This summer, a beautiful little girl with Down syndrome made headlines when she was chosen to be the face of a swimwear catalog. Some mused whether the company was exploiting the child for attention. What would you say to naysayers like that?
I can't speak to what the company's motivation was, but I think that in the end it's good for people to see a child with Down syndrome in a catalog, getting national attention, and doing the same thing that kids without Down syndrome do.
In what ways, if any, did meeting Emily change perceptions you may have had about children with disabilities?
I was lucky to go on set and spend a little time with Emily and interview her mom Liz for our video. Watching them together—reading a book or dancing to music—made me think of when my own sons were that little and that in turn reminded me that as parents we all have more things in common than we do things that separate us. Of course knowing how tricky it is to put on tiny tights, and then realizing that the braces must go on after that, also gave me such admiration for Liz and her husband and anyone who cares for a special-needs child. I remember how tired I was as a toddler mom, and parenting a child with special needs takes even more energy, I'm sure.
What was your favorite moment at the photo shoot?
Watching Emily dance is pretty special. Ellen DeGeneres has nothing on her!
Have you shown the cover to your kids? What was their response?

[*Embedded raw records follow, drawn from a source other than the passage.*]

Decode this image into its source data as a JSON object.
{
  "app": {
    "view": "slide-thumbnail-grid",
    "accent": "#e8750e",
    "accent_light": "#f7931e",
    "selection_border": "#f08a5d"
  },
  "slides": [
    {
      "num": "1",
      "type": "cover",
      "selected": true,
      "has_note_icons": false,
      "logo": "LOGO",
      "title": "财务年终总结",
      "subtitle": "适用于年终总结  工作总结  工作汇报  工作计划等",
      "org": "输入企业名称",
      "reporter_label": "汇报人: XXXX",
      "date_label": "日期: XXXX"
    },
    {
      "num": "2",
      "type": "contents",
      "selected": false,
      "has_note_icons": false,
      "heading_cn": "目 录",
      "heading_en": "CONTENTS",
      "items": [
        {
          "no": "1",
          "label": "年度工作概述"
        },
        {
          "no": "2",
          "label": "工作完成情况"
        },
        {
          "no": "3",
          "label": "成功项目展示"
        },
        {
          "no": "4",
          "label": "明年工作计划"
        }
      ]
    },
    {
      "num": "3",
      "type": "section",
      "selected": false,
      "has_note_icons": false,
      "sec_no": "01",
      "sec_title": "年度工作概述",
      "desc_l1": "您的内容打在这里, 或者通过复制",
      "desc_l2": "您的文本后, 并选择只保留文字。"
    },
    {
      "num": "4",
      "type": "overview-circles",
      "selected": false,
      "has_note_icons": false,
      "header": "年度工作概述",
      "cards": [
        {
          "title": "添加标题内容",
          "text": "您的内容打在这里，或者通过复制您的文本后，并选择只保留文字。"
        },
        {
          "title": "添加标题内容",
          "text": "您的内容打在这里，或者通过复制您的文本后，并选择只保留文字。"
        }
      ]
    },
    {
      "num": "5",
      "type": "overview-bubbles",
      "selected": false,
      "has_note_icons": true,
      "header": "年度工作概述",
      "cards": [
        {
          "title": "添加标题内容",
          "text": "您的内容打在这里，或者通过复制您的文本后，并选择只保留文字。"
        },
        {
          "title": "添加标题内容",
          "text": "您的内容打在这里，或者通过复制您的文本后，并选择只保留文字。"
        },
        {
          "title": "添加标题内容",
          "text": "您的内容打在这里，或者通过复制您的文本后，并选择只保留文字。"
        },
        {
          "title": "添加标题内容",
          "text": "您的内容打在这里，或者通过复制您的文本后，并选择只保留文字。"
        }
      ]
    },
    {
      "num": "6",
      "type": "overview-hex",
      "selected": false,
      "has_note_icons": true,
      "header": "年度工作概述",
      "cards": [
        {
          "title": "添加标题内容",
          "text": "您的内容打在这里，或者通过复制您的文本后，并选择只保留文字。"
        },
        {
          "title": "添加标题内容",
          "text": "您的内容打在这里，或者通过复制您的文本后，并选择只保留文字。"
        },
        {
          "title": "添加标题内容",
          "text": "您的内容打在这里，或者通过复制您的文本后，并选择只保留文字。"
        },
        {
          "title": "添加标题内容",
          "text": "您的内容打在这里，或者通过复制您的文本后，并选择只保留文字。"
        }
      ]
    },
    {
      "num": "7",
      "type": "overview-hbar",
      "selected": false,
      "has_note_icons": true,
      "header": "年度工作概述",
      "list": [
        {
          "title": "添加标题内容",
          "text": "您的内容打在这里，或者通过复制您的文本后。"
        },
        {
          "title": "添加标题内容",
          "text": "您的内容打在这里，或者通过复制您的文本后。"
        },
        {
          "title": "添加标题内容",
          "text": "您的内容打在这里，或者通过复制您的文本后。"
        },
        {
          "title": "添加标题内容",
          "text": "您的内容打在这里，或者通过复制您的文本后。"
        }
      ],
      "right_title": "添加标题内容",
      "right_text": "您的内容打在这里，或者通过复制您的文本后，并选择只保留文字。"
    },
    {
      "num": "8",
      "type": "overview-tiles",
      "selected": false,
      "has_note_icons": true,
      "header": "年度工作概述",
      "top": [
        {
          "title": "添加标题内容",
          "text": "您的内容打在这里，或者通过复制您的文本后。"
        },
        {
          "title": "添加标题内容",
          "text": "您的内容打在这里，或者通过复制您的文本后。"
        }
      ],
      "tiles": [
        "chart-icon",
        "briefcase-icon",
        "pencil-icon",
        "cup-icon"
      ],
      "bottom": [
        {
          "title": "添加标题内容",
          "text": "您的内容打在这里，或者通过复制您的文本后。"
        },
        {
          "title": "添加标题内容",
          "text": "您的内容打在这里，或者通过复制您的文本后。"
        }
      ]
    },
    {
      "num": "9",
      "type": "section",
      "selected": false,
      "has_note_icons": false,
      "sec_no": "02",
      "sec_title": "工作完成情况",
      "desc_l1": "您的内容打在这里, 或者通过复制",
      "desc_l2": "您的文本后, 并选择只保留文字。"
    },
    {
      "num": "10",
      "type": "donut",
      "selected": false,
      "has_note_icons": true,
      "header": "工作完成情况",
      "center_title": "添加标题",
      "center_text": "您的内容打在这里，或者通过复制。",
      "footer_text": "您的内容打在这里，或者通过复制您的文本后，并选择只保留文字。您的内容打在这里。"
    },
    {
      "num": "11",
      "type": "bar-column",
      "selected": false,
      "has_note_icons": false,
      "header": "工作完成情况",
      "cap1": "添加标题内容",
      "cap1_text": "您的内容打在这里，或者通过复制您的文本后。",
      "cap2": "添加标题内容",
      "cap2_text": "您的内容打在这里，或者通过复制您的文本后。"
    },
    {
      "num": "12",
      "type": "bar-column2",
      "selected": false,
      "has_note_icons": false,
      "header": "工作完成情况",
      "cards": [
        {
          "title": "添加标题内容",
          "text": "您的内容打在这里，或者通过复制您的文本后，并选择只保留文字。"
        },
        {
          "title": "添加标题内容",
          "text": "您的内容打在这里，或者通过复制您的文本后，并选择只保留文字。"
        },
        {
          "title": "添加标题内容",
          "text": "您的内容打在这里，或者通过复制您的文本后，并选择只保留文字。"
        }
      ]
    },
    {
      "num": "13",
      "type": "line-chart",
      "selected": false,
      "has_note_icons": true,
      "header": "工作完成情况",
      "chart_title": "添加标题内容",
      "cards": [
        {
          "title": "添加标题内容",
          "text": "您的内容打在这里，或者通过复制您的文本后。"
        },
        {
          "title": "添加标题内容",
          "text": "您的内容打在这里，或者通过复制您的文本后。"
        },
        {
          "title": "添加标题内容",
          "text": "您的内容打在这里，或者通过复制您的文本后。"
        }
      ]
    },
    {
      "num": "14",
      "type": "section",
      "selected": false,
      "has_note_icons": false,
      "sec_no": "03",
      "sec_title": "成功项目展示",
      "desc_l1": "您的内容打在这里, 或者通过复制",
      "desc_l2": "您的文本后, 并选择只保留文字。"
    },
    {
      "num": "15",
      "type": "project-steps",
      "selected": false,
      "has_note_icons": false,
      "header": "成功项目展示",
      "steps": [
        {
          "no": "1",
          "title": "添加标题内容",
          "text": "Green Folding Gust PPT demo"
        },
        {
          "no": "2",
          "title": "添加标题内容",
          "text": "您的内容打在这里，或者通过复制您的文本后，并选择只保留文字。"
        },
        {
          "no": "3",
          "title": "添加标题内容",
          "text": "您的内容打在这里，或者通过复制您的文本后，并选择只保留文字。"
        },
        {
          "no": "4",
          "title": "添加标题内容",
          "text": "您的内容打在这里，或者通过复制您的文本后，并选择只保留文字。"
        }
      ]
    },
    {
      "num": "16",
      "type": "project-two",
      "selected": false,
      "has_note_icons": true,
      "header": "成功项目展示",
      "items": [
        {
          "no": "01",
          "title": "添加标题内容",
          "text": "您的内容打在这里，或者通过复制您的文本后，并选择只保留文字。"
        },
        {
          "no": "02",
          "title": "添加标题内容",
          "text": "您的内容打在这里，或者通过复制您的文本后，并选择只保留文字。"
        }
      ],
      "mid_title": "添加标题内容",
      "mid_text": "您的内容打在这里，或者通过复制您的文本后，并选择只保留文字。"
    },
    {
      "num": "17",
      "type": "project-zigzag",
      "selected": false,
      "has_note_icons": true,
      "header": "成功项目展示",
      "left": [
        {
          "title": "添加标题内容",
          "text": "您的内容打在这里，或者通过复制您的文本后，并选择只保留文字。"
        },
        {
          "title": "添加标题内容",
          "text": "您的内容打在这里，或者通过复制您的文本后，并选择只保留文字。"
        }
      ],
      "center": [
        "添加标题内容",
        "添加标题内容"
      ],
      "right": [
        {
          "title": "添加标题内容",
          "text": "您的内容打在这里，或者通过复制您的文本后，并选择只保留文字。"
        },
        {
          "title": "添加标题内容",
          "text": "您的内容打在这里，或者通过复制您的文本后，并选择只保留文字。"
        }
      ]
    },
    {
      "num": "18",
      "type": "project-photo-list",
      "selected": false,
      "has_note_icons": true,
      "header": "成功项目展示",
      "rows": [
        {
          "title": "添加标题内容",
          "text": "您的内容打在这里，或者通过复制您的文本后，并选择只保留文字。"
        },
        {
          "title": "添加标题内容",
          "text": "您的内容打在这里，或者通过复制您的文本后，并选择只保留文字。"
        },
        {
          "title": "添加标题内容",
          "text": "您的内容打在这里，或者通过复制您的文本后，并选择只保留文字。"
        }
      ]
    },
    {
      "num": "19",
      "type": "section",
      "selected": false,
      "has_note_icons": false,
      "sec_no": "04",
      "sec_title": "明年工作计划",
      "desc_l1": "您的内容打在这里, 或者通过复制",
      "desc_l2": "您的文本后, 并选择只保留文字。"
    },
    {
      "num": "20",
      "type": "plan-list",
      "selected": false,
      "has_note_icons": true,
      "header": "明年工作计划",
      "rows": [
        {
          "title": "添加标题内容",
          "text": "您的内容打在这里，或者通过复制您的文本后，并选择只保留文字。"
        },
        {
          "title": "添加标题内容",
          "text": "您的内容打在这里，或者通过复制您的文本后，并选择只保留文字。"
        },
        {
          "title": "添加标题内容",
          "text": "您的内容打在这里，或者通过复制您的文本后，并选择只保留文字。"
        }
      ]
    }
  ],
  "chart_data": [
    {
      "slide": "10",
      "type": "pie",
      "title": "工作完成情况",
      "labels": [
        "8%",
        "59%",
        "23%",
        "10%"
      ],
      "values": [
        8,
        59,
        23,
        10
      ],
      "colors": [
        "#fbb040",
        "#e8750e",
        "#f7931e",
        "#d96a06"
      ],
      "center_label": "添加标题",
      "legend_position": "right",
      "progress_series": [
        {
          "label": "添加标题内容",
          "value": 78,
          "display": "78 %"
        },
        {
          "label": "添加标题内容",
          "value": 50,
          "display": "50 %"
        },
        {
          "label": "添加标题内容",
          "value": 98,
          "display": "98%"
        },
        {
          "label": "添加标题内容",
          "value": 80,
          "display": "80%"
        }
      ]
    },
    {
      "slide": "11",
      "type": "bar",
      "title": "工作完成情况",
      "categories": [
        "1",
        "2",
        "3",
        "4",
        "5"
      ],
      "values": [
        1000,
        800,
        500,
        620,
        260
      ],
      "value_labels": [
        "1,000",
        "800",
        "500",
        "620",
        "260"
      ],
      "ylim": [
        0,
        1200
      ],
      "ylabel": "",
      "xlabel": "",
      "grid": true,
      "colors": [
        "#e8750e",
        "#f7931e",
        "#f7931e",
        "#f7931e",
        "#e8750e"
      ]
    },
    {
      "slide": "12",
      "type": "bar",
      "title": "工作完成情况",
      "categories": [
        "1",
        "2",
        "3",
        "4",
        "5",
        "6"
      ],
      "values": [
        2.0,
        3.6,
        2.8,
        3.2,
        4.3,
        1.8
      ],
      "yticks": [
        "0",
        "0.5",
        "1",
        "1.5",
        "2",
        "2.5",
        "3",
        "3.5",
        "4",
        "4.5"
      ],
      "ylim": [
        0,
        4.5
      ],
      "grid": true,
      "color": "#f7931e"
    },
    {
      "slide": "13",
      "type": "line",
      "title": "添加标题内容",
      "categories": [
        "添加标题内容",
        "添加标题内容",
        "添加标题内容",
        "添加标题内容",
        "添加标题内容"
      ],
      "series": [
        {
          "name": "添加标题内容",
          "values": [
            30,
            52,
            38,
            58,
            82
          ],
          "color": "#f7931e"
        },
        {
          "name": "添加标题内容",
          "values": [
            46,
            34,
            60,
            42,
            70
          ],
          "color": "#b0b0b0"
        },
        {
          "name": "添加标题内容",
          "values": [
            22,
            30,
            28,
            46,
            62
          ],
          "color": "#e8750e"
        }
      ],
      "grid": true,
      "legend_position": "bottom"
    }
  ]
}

I did. I brought the issue home as soon as it arrived in the office and left it casually on the sofa to see what their reaction would be. Only my older son, who is 11, said anything and then it was, "I'm not sure her shirt and her skirt really match." What is shocking to adults doesn't phase kids—we should all take a cue from them. And our kids are growing up in a more inclusive world than we did. Progress is slow, but it happens.
OK, when can I get Max on the cover? He has really good hair. I'm only half-joking!
Ha! But seriously: We invite families to enter our Parents cover model contest every year starting in April. So everyone does have a chance to see their child on the cover. I will be interested to see if we get more submissions from parents of children with special needs in 2013 because more families will feel like their child really could end up on our cover, now that they have seen that happen.